(NaturalNews) Scientists are now beginning to confirm what they have long suspected: boosting vitamin D levels may slow the progression of multiple sclerosis (MS) and prevent brain degeneration.
The most recent evidence came from a study conducted by researchers from the Harvard School of Public Health and published in the journal JAMA Neurology in January. The findings suggest that it is important to correct any preexisting vitamin D deficiency as quickly as possible following an MS diagnosis.
"Individuals who present with symptoms suggesting MS should be screened for possible vitamin D deficiency, and this should be corrected by vitamin D supplementation," lead researcher Alberto Ascherio said.
Vitamin D and your immune system
MS is an incurable autoimmune disorder that leads to progressive degeneration of the central nervous system. It produces symptoms such as loss of motor control or even difficulty walking, writing or speaking. Researchers have long suspected a connection between MS and vitamin D, especially as it has become clear what an important role vitamin D plays in maintaining immune health.
Vitamin D, often called the "sunshine vitamin," is produced naturally by the skin upon exposure to the sun's ultraviolet rays. Just 15 minutes daily of sun on the unprotected skin of the face and hands can produce enough for light-skinned people, although darker skinned people require more exposure.
In latitudes far from the equator, however, it may not be possible to get enough vitamin D in the winter, especially if your body did not build up reserves from getting plenty of sunlight in the summer. Some of the first connections between vitamin D and MS (and other autoimmune disorders) were made when researchers realized that such diseases were more prevalent at latitudes farther from the equator, where vitamin D deficiency is more widespread.
Less brain damage
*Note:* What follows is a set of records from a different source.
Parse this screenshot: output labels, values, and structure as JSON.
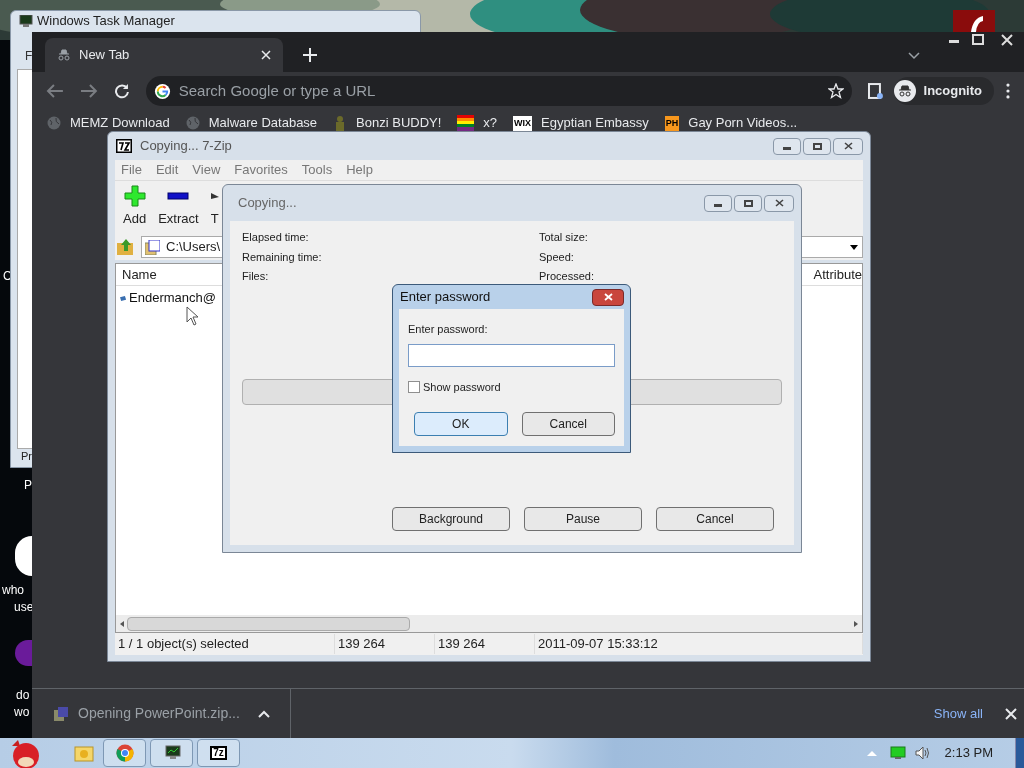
{
  "desktop": {
    "icon_labels": [
      "C",
      "P",
      "who",
      "use",
      "do",
      "wo"
    ]
  },
  "task_manager": {
    "title": "Windows Task Manager",
    "menu_letter": "F",
    "tab_letters": "Pr"
  },
  "browser": {
    "tabs": [
      {
        "title": "New Tab",
        "selected": true
      }
    ],
    "address": {
      "placeholder": "Search Google or type a URL"
    },
    "profile": "Incognito",
    "bookmarks": [
      {
        "label": "MEMZ Download",
        "kind": "globe"
      },
      {
        "label": "Malware Database",
        "kind": "globe"
      },
      {
        "label": "Bonzi BUDDY!",
        "kind": "figure"
      },
      {
        "label": "x?",
        "kind": "rainbow"
      },
      {
        "label": "Egyptian Embassy",
        "kind": "badge",
        "badge": "WIX",
        "color": "#ffffff"
      },
      {
        "label": "Gay Porn Videos...",
        "kind": "badge",
        "badge": "PH",
        "color": "#f7971d"
      }
    ],
    "download": {
      "file": "Opening PowerPoint.zip...",
      "show_all": "Show all"
    }
  },
  "zip_window": {
    "title": "Copying... 7-Zip",
    "menu": [
      "File",
      "Edit",
      "View",
      "Favorites",
      "Tools",
      "Help"
    ],
    "toolbar": [
      {
        "label": "Add",
        "kind": "add"
      },
      {
        "label": "Extract",
        "kind": "extract"
      },
      {
        "label": "T",
        "kind": "test"
      }
    ],
    "path": "C:\\Users\\",
    "columns": [
      "Name",
      "Attribute"
    ],
    "rows": [
      {
        "name": "Endermanch@",
        "selected": false
      }
    ],
    "status": [
      "1 / 1 object(s) selected",
      "139 264",
      "139 264",
      "2011-09-07 15:33:12"
    ]
  },
  "copy_dialog": {
    "title": "Copying...",
    "left_labels": [
      "Elapsed time:",
      "Remaining time:",
      "Files:"
    ],
    "right_labels": [
      "Total size:",
      "Speed:",
      "Processed:"
    ],
    "progress": {
      "level": 0
    },
    "buttons": [
      "Background",
      "Pause",
      "Cancel"
    ]
  },
  "password_dialog": {
    "title": "Enter password",
    "label": "Enter password:",
    "show_password": {
      "label": "Show password",
      "checked": false
    },
    "buttons": [
      {
        "label": "OK",
        "selected": true
      },
      {
        "label": "Cancel",
        "selected": false
      }
    ]
  },
  "taskbar": {
    "apps": [
      {
        "kind": "chrome"
      },
      {
        "kind": "monitor"
      },
      {
        "kind": "sevenzip",
        "badge": "7z"
      }
    ],
    "clock": "2:13 PM"
  }
}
In the recent study, researchers tested vitamin D levels in 465 patients recently diagnosed with MS, then followed them for five years. They found that patients whose vitamin D levels increased at least 50 nmol/L in the first year of the study were 57 percent less likely to develop new brain lesions than patients whose vitamin D levels had not increased that much. By the end of the study, the patients with the vitamin D increase were also 57 percent less likely to relapse, had a 25 percent lower annual increase in T2 lesion size, and a 0.41 percent lower annual loss of brain volume.
These findings take the connection between vitamin D and MS to a new level. Prior studies had strongly demonstrated that lower levels of vitamin D lead to a higher risk of developing MS, while long-term studies have shown a connection between lower vitamin D levels and more severe symptoms. This recent study however, provides some of the first evidence that boosting vitamin D levels can actually improve disease outcomes.
"These findings, combined with previous evidence that vitamin D deficiency is a risk factor for MS, and [research on] the immunological effects of vitamin D strongly suggest that maintaining an adequate vitamin D status is important in the treatment of MS," Ascherio said.
A large clinical trial by other researchers is currently underway to determine if vitamin D supplementation can improve symptoms in MS patients.
"It is my belief that these trials will help answer the important question of whether it is safe and effective to recommend high-dose vitamin D supplementation to people with MS," said Ellen Mowry of Johns Hopkins University, a researcher in that study.